## Material shown
# # #

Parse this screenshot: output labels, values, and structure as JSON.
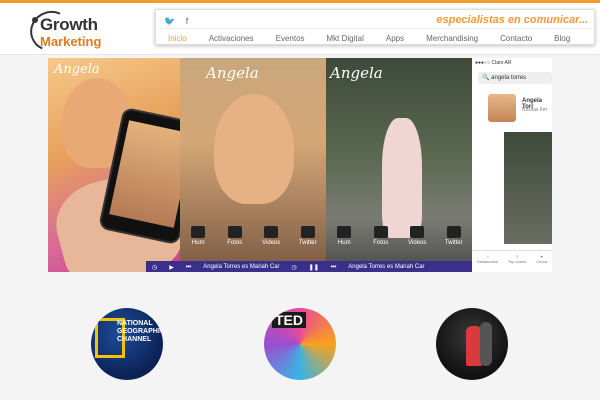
{
  "header": {
    "logo": {
      "line1": "Growth",
      "line2": "Marketing"
    },
    "tagline": "especialistas en comunicar...",
    "social": [
      {
        "icon": "twitter-icon",
        "glyph": "🐦"
      },
      {
        "icon": "facebook-icon",
        "glyph": "f"
      }
    ],
    "nav": [
      {
        "label": "Inicio",
        "active": true
      },
      {
        "label": "Activaciones"
      },
      {
        "label": "Eventos"
      },
      {
        "label": "Mkt Digital"
      },
      {
        "label": "Apps"
      },
      {
        "label": "Merchandising"
      },
      {
        "label": "Contacto"
      },
      {
        "label": "Blog"
      }
    ]
  },
  "banner": {
    "brand": "Angela",
    "icons": [
      "Hum",
      "Fotos",
      "Videos",
      "Twitter"
    ],
    "player_text": "Angela Torres es Mariah Car",
    "search_query": "angela torres",
    "status": "●●●○○ Claro AR",
    "result_name": "Angela Torr",
    "result_sub": "Nicolas Fer",
    "tabs": [
      "Destacados",
      "Top charts",
      "Cerca"
    ]
  },
  "circles": [
    {
      "label": "NATIONAL GEOGRAPHIC CHANNEL"
    },
    {
      "label": "TED"
    },
    {
      "label": ""
    }
  ],
  "colors": {
    "accent": "#f39a33",
    "player": "#3a2f8a"
  }
}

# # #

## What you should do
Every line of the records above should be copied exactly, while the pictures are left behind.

## Answer for the task
Parse this screenshot: output labels, values, and structure as JSON.
{
  "header": {
    "logo": {
      "line1": "Growth",
      "line2": "Marketing"
    },
    "tagline": "especialistas en comunicar...",
    "social": [
      {
        "icon": "twitter-icon",
        "glyph": "🐦"
      },
      {
        "icon": "facebook-icon",
        "glyph": "f"
      }
    ],
    "nav": [
      {
        "label": "Inicio",
        "active": true
      },
      {
        "label": "Activaciones"
      },
      {
        "label": "Eventos"
      },
      {
        "label": "Mkt Digital"
      },
      {
        "label": "Apps"
      },
      {
        "label": "Merchandising"
      },
      {
        "label": "Contacto"
      },
      {
        "label": "Blog"
      }
    ]
  },
  "banner": {
    "brand": "Angela",
    "icons": [
      "Hum",
      "Fotos",
      "Videos",
      "Twitter"
    ],
    "player_text": "Angela Torres es Mariah Car",
    "search_query": "angela torres",
    "status": "●●●○○ Claro AR",
    "result_name": "Angela Torr",
    "result_sub": "Nicolas Fer",
    "tabs": [
      "Destacados",
      "Top charts",
      "Cerca"
    ]
  },
  "circles": [
    {
      "label": "NATIONAL GEOGRAPHIC CHANNEL"
    },
    {
      "label": "TED"
    },
    {
      "label": ""
    }
  ],
  "colors": {
    "accent": "#f39a33",
    "player": "#3a2f8a"
  }
}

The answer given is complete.